EXERCISE AIM
Give back each line below verbatim.

THE DATA
__________

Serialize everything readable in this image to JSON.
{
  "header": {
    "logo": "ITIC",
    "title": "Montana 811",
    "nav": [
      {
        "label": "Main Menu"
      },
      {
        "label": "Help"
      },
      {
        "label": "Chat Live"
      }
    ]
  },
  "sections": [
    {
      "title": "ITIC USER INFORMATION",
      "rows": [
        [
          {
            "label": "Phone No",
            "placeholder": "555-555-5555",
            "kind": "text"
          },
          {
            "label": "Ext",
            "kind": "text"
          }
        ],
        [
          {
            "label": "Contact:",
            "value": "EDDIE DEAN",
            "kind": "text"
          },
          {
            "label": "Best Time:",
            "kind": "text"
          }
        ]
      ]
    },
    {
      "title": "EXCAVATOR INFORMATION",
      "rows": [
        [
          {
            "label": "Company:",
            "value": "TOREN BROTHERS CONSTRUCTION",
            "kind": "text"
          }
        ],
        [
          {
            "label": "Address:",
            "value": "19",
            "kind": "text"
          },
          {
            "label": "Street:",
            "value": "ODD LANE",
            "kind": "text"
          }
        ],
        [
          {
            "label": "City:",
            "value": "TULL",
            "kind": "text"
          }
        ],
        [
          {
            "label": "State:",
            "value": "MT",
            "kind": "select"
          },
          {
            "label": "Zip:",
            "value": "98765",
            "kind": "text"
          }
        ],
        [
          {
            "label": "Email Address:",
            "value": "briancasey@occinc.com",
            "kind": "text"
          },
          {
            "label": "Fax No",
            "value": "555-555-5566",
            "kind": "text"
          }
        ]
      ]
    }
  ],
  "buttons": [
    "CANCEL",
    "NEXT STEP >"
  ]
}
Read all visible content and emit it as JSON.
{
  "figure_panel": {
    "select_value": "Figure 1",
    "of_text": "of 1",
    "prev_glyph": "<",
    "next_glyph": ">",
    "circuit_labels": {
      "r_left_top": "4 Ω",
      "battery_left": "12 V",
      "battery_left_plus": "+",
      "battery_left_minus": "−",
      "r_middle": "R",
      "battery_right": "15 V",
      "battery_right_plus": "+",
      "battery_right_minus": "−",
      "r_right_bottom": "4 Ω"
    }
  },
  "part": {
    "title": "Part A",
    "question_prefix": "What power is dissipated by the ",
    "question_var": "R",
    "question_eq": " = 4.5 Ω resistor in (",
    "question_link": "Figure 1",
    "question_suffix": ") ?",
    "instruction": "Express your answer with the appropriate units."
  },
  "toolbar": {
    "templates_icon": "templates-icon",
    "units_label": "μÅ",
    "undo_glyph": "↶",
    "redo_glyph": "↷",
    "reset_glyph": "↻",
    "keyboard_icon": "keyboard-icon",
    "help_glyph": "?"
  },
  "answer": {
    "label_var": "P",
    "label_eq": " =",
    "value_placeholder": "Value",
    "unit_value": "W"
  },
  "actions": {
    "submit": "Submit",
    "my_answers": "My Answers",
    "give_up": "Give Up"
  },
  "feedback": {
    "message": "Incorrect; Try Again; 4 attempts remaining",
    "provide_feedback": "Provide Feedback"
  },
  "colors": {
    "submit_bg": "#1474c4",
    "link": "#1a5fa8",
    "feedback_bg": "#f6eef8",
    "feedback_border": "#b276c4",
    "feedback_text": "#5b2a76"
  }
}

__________

RESULT OF THE TASK
Serialize everything readable in this image to JSON.
{
  "header": {
    "logo": "ITIC",
    "title": "Montana 811",
    "nav": [
      {
        "label": "Main Menu"
      },
      {
        "label": "Help"
      },
      {
        "label": "Chat Live"
      }
    ]
  },
  "sections": [
    {
      "title": "ITIC USER INFORMATION",
      "rows": [
        [
          {
            "label": "Phone No",
            "placeholder": "555-555-5555",
            "kind": "text"
          },
          {
            "label": "Ext",
            "kind": "text"
          }
        ],
        [
          {
            "label": "Contact:",
            "value": "EDDIE DEAN",
            "kind": "text"
          },
          {
            "label": "Best Time:",
            "kind": "text"
          }
        ]
      ]
    },
    {
      "title": "EXCAVATOR INFORMATION",
      "rows": [
        [
          {
            "label": "Company:",
            "value": "TOREN BROTHERS CONSTRUCTION",
            "kind": "text"
          }
        ],
        [
          {
            "label": "Address:",
            "value": "19",
            "kind": "text"
          },
          {
            "label": "Street:",
            "value": "ODD LANE",
            "kind": "text"
          }
        ],
        [
          {
            "label": "City:",
            "value": "TULL",
            "kind": "text"
          }
        ],
        [
          {
            "label": "State:",
            "value": "MT",
            "kind": "select"
          },
          {
            "label": "Zip:",
            "value": "98765",
            "kind": "text"
          }
        ],
        [
          {
            "label": "Email Address:",
            "value": "briancasey@occinc.com",
            "kind": "text"
          },
          {
            "label": "Fax No",
            "value": "555-555-5566",
            "kind": "text"
          }
        ]
      ]
    }
  ],
  "buttons": [
    "CANCEL",
    "NEXT STEP >"
  ]
}
Read all visible content and emit it as JSON.
{
  "figure_panel": {
    "select_value": "Figure 1",
    "of_text": "of 1",
    "prev_glyph": "<",
    "next_glyph": ">",
    "circuit_labels": {
      "r_left_top": "4 Ω",
      "battery_left": "12 V",
      "battery_left_plus": "+",
      "battery_left_minus": "−",
      "r_middle": "R",
      "battery_right": "15 V",
      "battery_right_plus": "+",
      "battery_right_minus": "−",
      "r_right_bottom": "4 Ω"
    }
  },
  "part": {
    "title": "Part A",
    "question_prefix": "What power is dissipated by the ",
    "question_var": "R",
    "question_eq": " = 4.5 Ω resistor in (",
    "question_link": "Figure 1",
    "question_suffix": ") ?",
    "instruction": "Express your answer with the appropriate units."
  },
  "toolbar": {
    "templates_icon": "templates-icon",
    "units_label": "μÅ",
    "undo_glyph": "↶",
    "redo_glyph": "↷",
    "reset_glyph": "↻",
    "keyboard_icon": "keyboard-icon",
    "help_glyph": "?"
  },
  "answer": {
    "label_var": "P",
    "label_eq": " =",
    "value_placeholder": "Value",
    "unit_value": "W"
  },
  "actions": {
    "submit": "Submit",
    "my_answers": "My Answers",
    "give_up": "Give Up"
  },
  "feedback": {
    "message": "Incorrect; Try Again; 4 attempts remaining",
    "provide_feedback": "Provide Feedback"
  },
  "colors": {
    "submit_bg": "#1474c4",
    "link": "#1a5fa8",
    "feedback_bg": "#f6eef8",
    "feedback_border": "#b276c4",
    "feedback_text": "#5b2a76"
  }
}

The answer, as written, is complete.